**Exercise:**
Identify all lines in the data containing the string "python". Copy them out.

**Records for the task:**
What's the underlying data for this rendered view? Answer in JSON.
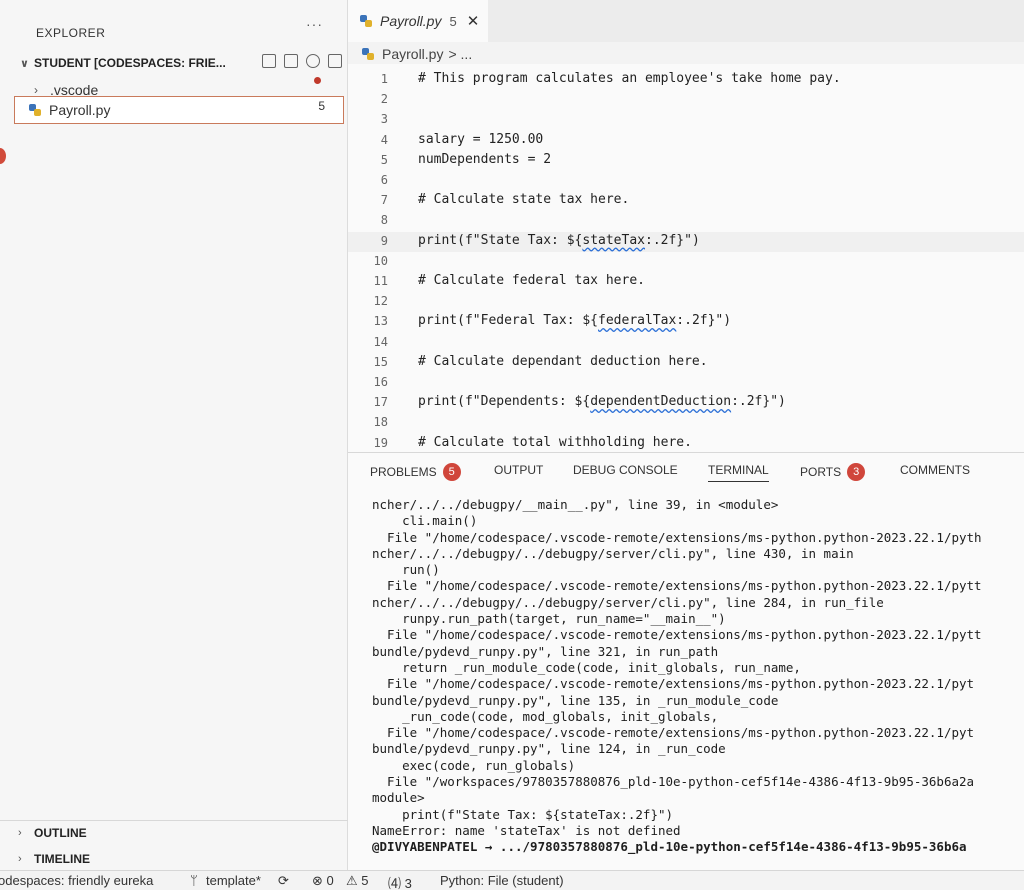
{
  "sidebar": {
    "title": "EXPLORER",
    "more": "···",
    "workspace": "STUDENT [CODESPACES: FRIE...",
    "tree": {
      "vscode": ".vscode",
      "payroll": "Payroll.py",
      "payroll_badge": "5"
    },
    "outline": "OUTLINE",
    "timeline": "TIMELINE"
  },
  "tab": {
    "label": "Payroll.py",
    "modified": "5",
    "close": "✕"
  },
  "breadcrumb": {
    "file": "Payroll.py",
    "rest": "> ..."
  },
  "editor": {
    "lines": [
      {
        "n": "1",
        "t": "# This program calculates an employee's take home pay."
      },
      {
        "n": "2",
        "t": ""
      },
      {
        "n": "3",
        "t": ""
      },
      {
        "n": "4",
        "t": "salary = 1250.00"
      },
      {
        "n": "5",
        "t": "numDependents = 2"
      },
      {
        "n": "6",
        "t": ""
      },
      {
        "n": "7",
        "t": "# Calculate state tax here."
      },
      {
        "n": "8",
        "t": ""
      },
      {
        "n": "9",
        "a": "print(f\"State Tax: ${",
        "s": "stateTax",
        "b": ":.2f}\")"
      },
      {
        "n": "10",
        "t": ""
      },
      {
        "n": "11",
        "t": "# Calculate federal tax here."
      },
      {
        "n": "12",
        "t": ""
      },
      {
        "n": "13",
        "a": "print(f\"Federal Tax: ${",
        "s": "federalTax",
        "b": ":.2f}\")"
      },
      {
        "n": "14",
        "t": ""
      },
      {
        "n": "15",
        "t": "# Calculate dependant deduction here."
      },
      {
        "n": "16",
        "t": ""
      },
      {
        "n": "17",
        "a": "print(f\"Dependents: ${",
        "s": "dependentDeduction",
        "b": ":.2f}\")"
      },
      {
        "n": "18",
        "t": ""
      },
      {
        "n": "19",
        "t": "# Calculate total withholding here."
      }
    ]
  },
  "panel": {
    "tabs": {
      "problems": "PROBLEMS",
      "problems_count": "5",
      "output": "OUTPUT",
      "debug": "DEBUG CONSOLE",
      "terminal": "TERMINAL",
      "ports": "PORTS",
      "ports_count": "3",
      "comments": "COMMENTS"
    },
    "terminal_lines": [
      "ncher/../../debugpy/__main__.py\", line 39, in <module>",
      "    cli.main()",
      "  File \"/home/codespace/.vscode-remote/extensions/ms-python.python-2023.22.1/pyth",
      "ncher/../../debugpy/../debugpy/server/cli.py\", line 430, in main",
      "    run()",
      "  File \"/home/codespace/.vscode-remote/extensions/ms-python.python-2023.22.1/pytt",
      "ncher/../../debugpy/../debugpy/server/cli.py\", line 284, in run_file",
      "    runpy.run_path(target, run_name=\"__main__\")",
      "  File \"/home/codespace/.vscode-remote/extensions/ms-python.python-2023.22.1/pytt",
      "bundle/pydevd_runpy.py\", line 321, in run_path",
      "    return _run_module_code(code, init_globals, run_name,",
      "  File \"/home/codespace/.vscode-remote/extensions/ms-python.python-2023.22.1/pyt",
      "bundle/pydevd_runpy.py\", line 135, in _run_module_code",
      "    _run_code(code, mod_globals, init_globals,",
      "  File \"/home/codespace/.vscode-remote/extensions/ms-python.python-2023.22.1/pyt",
      "bundle/pydevd_runpy.py\", line 124, in _run_code",
      "    exec(code, run_globals)",
      "  File \"/workspaces/9780357880876_pld-10e-python-cef5f14e-4386-4f13-9b95-36b6a2a",
      "module>",
      "    print(f\"State Tax: ${stateTax:.2f}\")",
      "NameError: name 'stateTax' is not defined"
    ],
    "prompt": "@DIVYABENPATEL → .../9780357880876_pld-10e-python-cef5f14e-4386-4f13-9b95-36b6a"
  },
  "statusbar": {
    "codespace": "odespaces: friendly eureka",
    "branch": "template*",
    "sync": "⟳",
    "errors": "⊗ 0",
    "warnings": "⚠ 5",
    "ports": "⑷ 3",
    "python": "Python: File (student)"
  }
}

**Output for this exercise:**
      "  File \"/home/codespace/.vscode-remote/extensions/ms-python.python-2023.22.1/pyth",
      "  File \"/home/codespace/.vscode-remote/extensions/ms-python.python-2023.22.1/pytt",
      "  File \"/home/codespace/.vscode-remote/extensions/ms-python.python-2023.22.1/pytt",
      "  File \"/home/codespace/.vscode-remote/extensions/ms-python.python-2023.22.1/pyt",
      "  File \"/home/codespace/.vscode-remote/extensions/ms-python.python-2023.22.1/pyt",
      "  File \"/workspaces/9780357880876_pld-10e-python-cef5f14e-4386-4f13-9b95-36b6a2a",
    "prompt": "@DIVYABENPATEL → .../9780357880876_pld-10e-python-cef5f14e-4386-4f13-9b95-36b6a"
    "python": "Python: File (student)"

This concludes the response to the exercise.